Lottery is a form of gambling that involves paying money for a chance to win a prize, which can range from money to jewelry or a new car. The odds of winning vary from one lottery to another, and many states regulate the game to ensure its integrity. Regardless of the size of the jackpot, lottery players must pay attention to how much togel hongkong they spend on tickets, which is why some experts recommend playing in small increments.
Whether or not the lottery is addictive depends on a number of factors, including how much one spends and how often one plays. Some experts have found that people who play the lottery more than once a week are more likely to become addicted. However, others have pointed out that the lottery is not necessarily addictive in the same way as other forms of gambling. For example, playing the lottery can be fun for some people, and it’s not unusual to have a great time with friends at a bar while listening to music or talking about the numbers.
The casting of lots for a prize has a long history in human culture, dating back to ancient times. It was used in the Old Testament and by Roman emperors to distribute land and slaves, and it later became popular as an alternative to taxation. It is estimated that more than a third of American adults have played the lottery. Despite the negative stigma attached to the practice, the lottery has proven itself to be an effective method of raising money for public purposes.
In the United States, a winning lottery ticket is awarded either as a lump sum or an annuity, with the choice depending on how the prize money is invested and how the winner’s country taxes winnings. The majority of players expect to receive their prizes in a lump sum, but there is a strong case that annuity payments are the more responsible option. In addition to the risk of addiction, the annuity option reduces the chances of a sudden drop in income, whereas a lump sum can be immediately spent.
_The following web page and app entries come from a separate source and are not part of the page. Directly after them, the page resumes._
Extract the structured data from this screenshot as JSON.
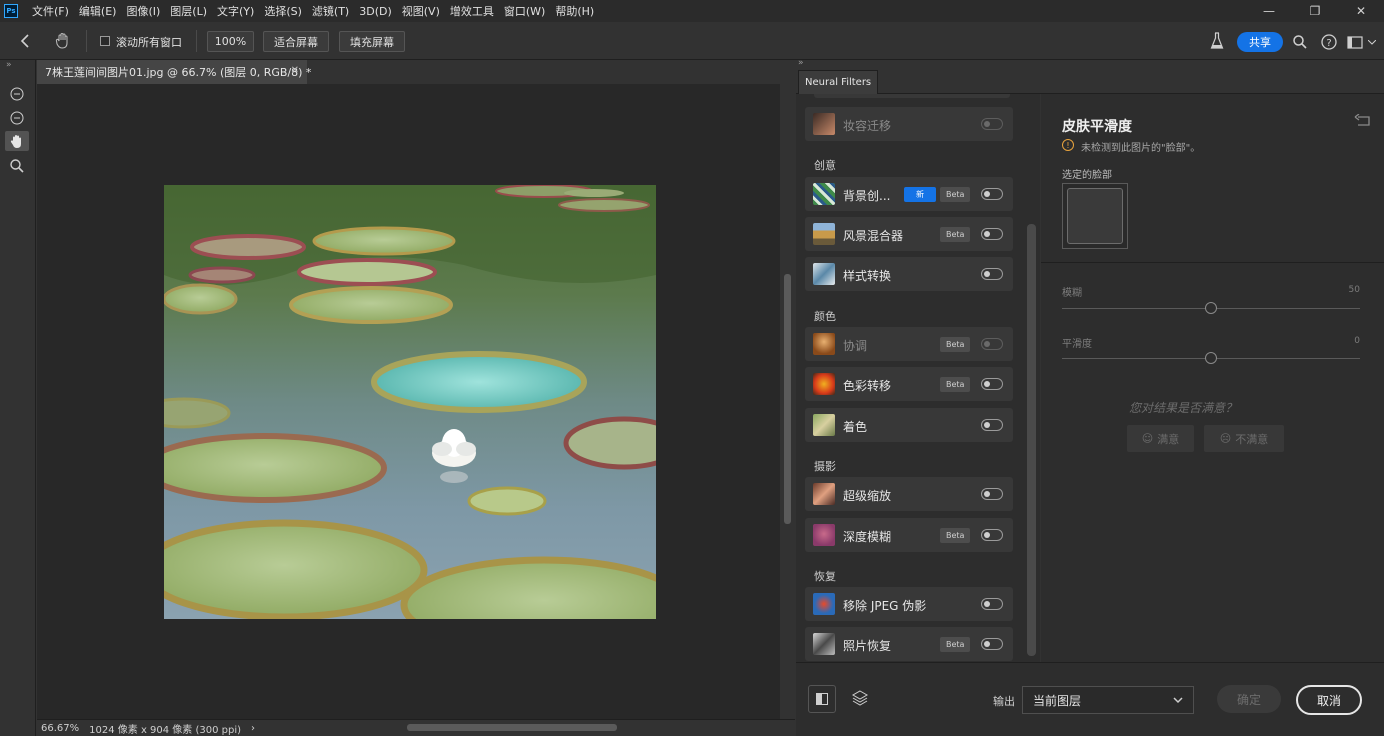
{
  "menubar": {
    "logo": "Ps",
    "items": [
      "文件(F)",
      "编辑(E)",
      "图像(I)",
      "图层(L)",
      "文字(Y)",
      "选择(S)",
      "滤镜(T)",
      "3D(D)",
      "视图(V)",
      "增效工具",
      "窗口(W)",
      "帮助(H)"
    ],
    "window_controls": [
      "—",
      "❐",
      "✕"
    ]
  },
  "optbar": {
    "scroll_all_label": "滚动所有窗口",
    "zoom_100": "100%",
    "fit_screen": "适合屏幕",
    "fill_screen": "填充屏幕",
    "share": "共享"
  },
  "document": {
    "tab_title": "7株王莲间间图片01.jpg @ 66.7% (图层 0, RGB/8) *",
    "zoom": "66.67%",
    "info": "1024 像素 x 904 像素 (300 ppi)",
    "status_arrow": "›"
  },
  "neural_filters": {
    "tab_label": "Neural Filters",
    "list": {
      "sections": [
        {
          "label": "创意"
        },
        {
          "label": "颜色"
        },
        {
          "label": "摄影"
        },
        {
          "label": "恢复"
        }
      ],
      "filters": [
        {
          "name": "妆容迁移",
          "beta": "",
          "new": ""
        },
        {
          "name": "背景创...",
          "beta": "Beta",
          "new": "新"
        },
        {
          "name": "风景混合器",
          "beta": "Beta",
          "new": ""
        },
        {
          "name": "样式转换",
          "beta": "",
          "new": ""
        },
        {
          "name": "协调",
          "beta": "Beta",
          "new": ""
        },
        {
          "name": "色彩转移",
          "beta": "Beta",
          "new": ""
        },
        {
          "name": "着色",
          "beta": "",
          "new": ""
        },
        {
          "name": "超级缩放",
          "beta": "",
          "new": ""
        },
        {
          "name": "深度模糊",
          "beta": "Beta",
          "new": ""
        },
        {
          "name": "移除 JPEG 伪影",
          "beta": "",
          "new": ""
        },
        {
          "name": "照片恢复",
          "beta": "Beta",
          "new": ""
        }
      ]
    },
    "props": {
      "title": "皮肤平滑度",
      "warning": "未检测到此图片的\"脸部\"。",
      "face_label": "选定的脸部",
      "sliders": [
        {
          "label": "模糊",
          "value": "50",
          "fraction": 0.5
        },
        {
          "label": "平滑度",
          "value": "0",
          "fraction": 0.5
        }
      ],
      "feedback_question": "您对结果是否满意？",
      "satisfied": "满意",
      "not_satisfied": "不满意"
    },
    "footer": {
      "output_label": "输出",
      "output_value": "当前图层",
      "ok": "确定",
      "cancel": "取消"
    }
  }
}
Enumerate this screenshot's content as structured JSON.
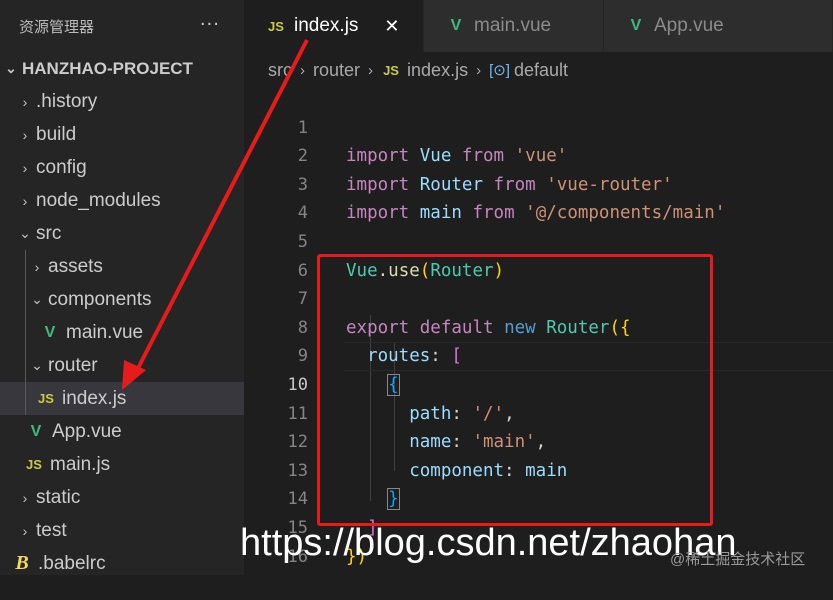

The fact that a large percentage of the population plays the lottery suggests that there is something inherent in humans that drives us to take risks and try our luck at winning the jackpot. Despite the fact that the odds of winning the jackpot are slim, millions of Americans buy tickets each week. The lottery is also a powerful marketing tool, with billboards all over the country advertising how big the jackpot is for the next drawing. Although it may seem like only the lucky few win, there is a wide distribution of playing, with disproportionately lower-income, less educated, nonwhite, and male players. These are the people that make up most of the lottery’s player base, and they drive lottery revenues. For these reasons, the lottery remains a very profitable business. Moreover, its popularity shows that there is a great need for hope in our current age of inequality and limited social mobility.